▸ **Data records**

□ □ □ □ □

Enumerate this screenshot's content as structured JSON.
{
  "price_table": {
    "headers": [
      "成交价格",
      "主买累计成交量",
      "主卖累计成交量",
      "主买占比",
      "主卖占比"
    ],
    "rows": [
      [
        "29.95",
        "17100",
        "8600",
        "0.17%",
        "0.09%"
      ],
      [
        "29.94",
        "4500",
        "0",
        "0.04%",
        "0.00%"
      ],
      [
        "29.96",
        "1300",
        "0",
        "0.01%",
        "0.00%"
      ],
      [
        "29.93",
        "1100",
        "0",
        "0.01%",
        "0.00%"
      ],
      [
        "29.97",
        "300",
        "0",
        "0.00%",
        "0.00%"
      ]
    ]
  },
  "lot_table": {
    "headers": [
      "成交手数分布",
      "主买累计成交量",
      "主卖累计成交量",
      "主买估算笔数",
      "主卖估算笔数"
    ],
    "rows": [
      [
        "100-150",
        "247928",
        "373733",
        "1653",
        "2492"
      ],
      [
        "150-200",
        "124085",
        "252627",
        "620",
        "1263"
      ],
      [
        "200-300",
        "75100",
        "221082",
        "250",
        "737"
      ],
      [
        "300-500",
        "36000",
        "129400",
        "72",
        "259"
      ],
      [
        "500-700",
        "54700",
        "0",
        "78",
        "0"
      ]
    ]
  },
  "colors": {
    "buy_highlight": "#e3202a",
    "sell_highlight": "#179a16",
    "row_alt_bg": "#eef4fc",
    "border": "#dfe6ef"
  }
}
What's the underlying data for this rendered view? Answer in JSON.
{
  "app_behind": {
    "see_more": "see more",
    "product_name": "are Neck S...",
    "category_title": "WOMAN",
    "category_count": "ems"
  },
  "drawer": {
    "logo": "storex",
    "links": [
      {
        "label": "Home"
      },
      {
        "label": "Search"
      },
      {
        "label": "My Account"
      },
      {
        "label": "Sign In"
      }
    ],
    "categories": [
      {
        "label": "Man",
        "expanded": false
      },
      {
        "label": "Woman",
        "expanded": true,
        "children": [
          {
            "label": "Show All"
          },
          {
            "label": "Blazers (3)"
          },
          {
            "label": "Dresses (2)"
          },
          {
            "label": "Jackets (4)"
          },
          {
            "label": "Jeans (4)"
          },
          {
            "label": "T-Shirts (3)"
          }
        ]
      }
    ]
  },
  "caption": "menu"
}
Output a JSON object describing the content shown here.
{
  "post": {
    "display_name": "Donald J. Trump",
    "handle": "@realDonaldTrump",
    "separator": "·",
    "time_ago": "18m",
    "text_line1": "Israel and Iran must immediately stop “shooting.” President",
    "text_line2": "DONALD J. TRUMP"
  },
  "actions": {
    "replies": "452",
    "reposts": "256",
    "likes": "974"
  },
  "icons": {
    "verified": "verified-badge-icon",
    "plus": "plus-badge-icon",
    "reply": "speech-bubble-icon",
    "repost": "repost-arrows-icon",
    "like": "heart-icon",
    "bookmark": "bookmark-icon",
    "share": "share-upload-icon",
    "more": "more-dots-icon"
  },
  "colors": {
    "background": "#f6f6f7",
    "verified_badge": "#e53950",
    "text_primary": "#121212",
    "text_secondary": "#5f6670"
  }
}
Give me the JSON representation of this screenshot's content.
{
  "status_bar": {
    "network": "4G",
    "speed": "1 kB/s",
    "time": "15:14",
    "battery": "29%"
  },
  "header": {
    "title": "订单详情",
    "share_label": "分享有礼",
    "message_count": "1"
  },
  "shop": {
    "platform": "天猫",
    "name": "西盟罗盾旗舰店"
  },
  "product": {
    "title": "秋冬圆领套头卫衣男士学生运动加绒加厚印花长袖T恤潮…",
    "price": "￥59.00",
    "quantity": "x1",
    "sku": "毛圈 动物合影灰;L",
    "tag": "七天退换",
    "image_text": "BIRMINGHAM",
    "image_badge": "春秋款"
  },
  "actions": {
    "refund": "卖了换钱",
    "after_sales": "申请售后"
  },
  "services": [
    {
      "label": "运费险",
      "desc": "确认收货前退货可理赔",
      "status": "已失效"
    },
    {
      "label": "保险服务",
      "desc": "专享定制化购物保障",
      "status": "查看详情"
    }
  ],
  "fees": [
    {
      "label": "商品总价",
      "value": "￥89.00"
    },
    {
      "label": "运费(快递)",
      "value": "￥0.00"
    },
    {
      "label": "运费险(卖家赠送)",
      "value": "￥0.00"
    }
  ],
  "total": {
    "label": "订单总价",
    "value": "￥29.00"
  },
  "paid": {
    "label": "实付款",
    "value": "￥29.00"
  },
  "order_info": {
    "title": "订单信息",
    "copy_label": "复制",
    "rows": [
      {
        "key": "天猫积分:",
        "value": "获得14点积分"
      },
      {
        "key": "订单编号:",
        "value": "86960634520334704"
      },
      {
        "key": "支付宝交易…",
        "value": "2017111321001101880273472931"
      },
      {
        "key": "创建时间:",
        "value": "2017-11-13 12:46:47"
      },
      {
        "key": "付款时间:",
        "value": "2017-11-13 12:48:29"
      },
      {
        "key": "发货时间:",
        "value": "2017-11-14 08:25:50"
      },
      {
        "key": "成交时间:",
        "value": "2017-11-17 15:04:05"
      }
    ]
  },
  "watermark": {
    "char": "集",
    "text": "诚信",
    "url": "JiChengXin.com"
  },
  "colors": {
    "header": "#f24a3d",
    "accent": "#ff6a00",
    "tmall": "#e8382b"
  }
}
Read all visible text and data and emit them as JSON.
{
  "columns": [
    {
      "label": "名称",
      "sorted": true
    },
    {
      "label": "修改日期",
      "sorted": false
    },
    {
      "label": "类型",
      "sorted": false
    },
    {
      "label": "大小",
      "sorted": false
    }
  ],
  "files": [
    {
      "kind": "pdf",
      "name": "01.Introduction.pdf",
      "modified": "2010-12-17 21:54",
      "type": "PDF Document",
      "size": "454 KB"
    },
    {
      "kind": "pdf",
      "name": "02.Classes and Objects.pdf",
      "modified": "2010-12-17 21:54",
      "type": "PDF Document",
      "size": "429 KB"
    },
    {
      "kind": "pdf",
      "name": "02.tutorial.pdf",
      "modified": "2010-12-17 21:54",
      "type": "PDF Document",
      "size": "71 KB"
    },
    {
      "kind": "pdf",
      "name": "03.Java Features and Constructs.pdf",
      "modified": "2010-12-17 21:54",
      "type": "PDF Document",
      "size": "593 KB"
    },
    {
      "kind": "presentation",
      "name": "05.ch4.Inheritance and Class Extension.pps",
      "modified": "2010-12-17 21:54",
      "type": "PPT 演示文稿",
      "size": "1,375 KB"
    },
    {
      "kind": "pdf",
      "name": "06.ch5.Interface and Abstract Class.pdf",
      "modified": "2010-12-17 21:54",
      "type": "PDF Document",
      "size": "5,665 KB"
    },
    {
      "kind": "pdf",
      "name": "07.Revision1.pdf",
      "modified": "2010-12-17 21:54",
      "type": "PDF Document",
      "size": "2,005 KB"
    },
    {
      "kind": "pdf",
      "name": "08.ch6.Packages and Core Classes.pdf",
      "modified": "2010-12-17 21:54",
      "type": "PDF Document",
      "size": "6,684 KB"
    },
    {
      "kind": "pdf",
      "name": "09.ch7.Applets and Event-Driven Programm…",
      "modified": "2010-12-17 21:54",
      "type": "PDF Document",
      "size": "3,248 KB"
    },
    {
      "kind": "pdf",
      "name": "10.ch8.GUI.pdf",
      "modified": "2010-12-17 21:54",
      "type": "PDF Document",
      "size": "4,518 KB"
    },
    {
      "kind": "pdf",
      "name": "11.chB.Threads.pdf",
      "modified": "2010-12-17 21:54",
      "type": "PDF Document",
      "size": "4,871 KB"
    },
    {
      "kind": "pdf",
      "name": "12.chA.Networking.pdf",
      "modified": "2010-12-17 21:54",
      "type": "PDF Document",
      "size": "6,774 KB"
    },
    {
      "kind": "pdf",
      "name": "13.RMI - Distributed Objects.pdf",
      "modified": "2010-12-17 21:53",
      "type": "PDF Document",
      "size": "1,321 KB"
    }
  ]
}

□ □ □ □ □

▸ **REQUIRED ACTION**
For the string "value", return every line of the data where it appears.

▸ **EXPECTED ANSWER**
      "value": "￥89.00"
      "value": "￥0.00"
      "value": "￥0.00"
    "value": "￥29.00"
    "value": "￥29.00"
        "value": "获得14点积分"
        "value": "86960634520334704"
        "value": "2017111321001101880273472931"
        "value": "2017-11-13 12:46:47"
        "value": "2017-11-13 12:48:29"
        "value": "2017-11-14 08:25:50"
        "value": "2017-11-17 15:04:05"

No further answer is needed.